In another test, the UAS had to react to intruder aircraft, with communications coming from ground control saying they had to adjust their flight plan. They also simulated a disaster survey mission. The aircraft received notifications to inspect damage in a certain area—which is exactly what the team did during later recovery efforts after Hurricane Harvey.
The next mission, TCL3, will be even more complex and will introduce active sensors, Hendrix said. Researchers did put an active radar on one of the aircraft during the last test, which allowed the drone to accurately survey the area and was one of the ways it identified an intruder, but the next set of tests will be much more detailed. He said they’ll complete flights with the on-board radar fully integrated with the terrestrial command and control structure in about 15 different scenarios. Hendrix recently completed the first draft of the first test plan, and expects flights to get underway in 2018.
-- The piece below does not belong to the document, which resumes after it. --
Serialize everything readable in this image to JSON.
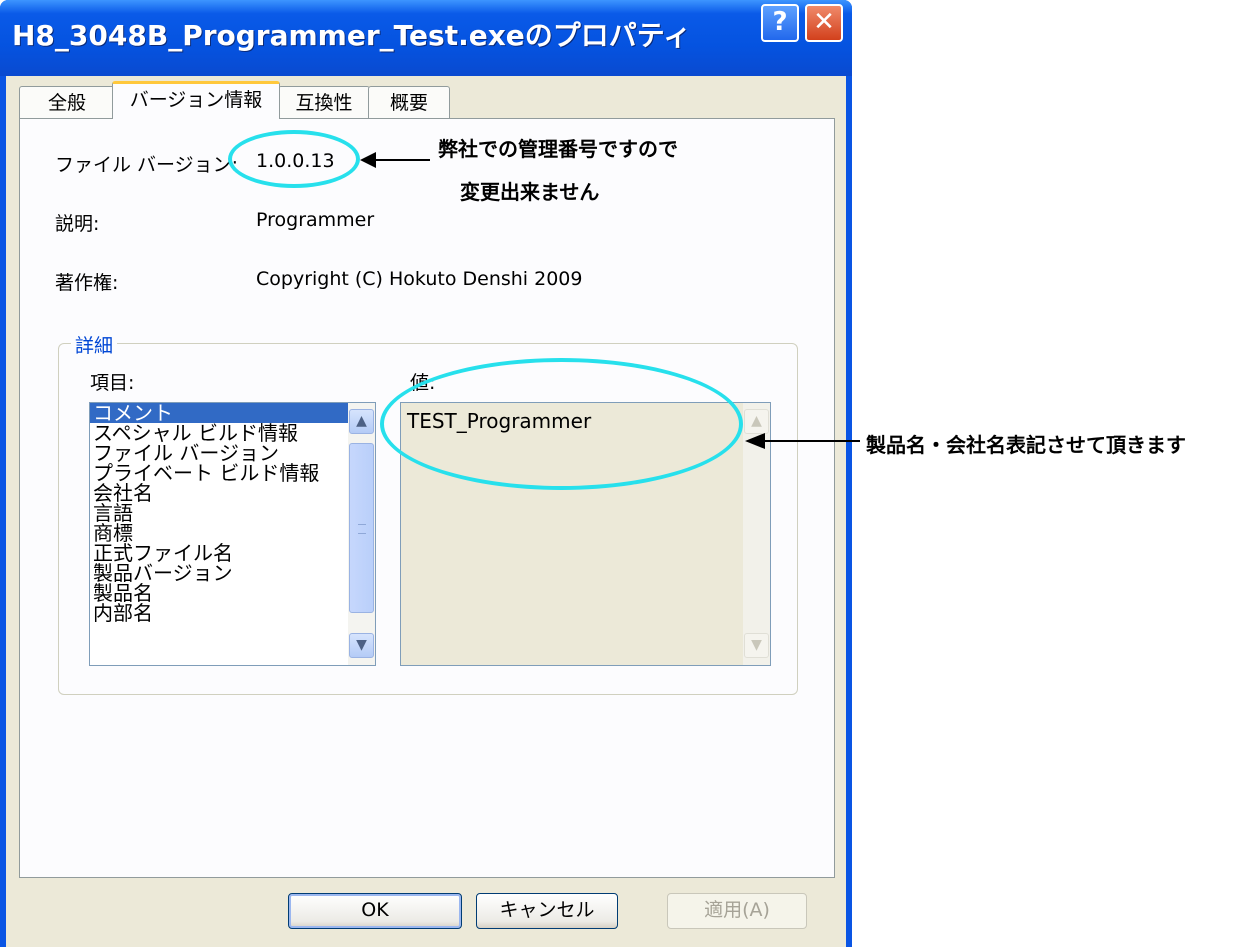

The site is also working with NASA to flesh out the requirements for a UTM Service Supplier, or USS. This approach gives operators the ability to interface with a system that’s specific to their use case, such as delivery and disaster response. This model will plug into the NASA UTM system.
There are a variety of risks involved in BVLOS operations and colliding with other aircraft is one of them. The UTM system is designed to avoid such accidents and will help make it safer for operators to perform BVLOS missions—a vital capability no matter where or how far the aircraft is flying.
“So what do you do to allow permission to operate BVLOS? It gets down to what would mitigate risk so you can have safe operations,” Hendrix said. “And safe operations have to be equivalent to (the current safety levels of) manned flight.”
Getting to BVLOS
It could be several years before BVLOS drone flights become routine, but the test sites are doing their part to help move that along.
NASA’s UTM technology must complete all four phases of development before BVLOS can be fully enabled. Beyond that, the detect and avoid requirement won’t be put into place until 2020, Flom said, and that standard is necessary for manufacturers to build their equipment.
“It’s a catch 22,” Flom said. “We don’t necessarily have the technology all the way there and we don’t have the standards fully developed yet for companies to be able to develop their own technology.”
The test sites will continue to work with the FAA and other partners to advance the necessary technology, which will one day lead to a world where flying drones BVLOS for pipeline inspections, surveying of railroads and even delivery are the norm.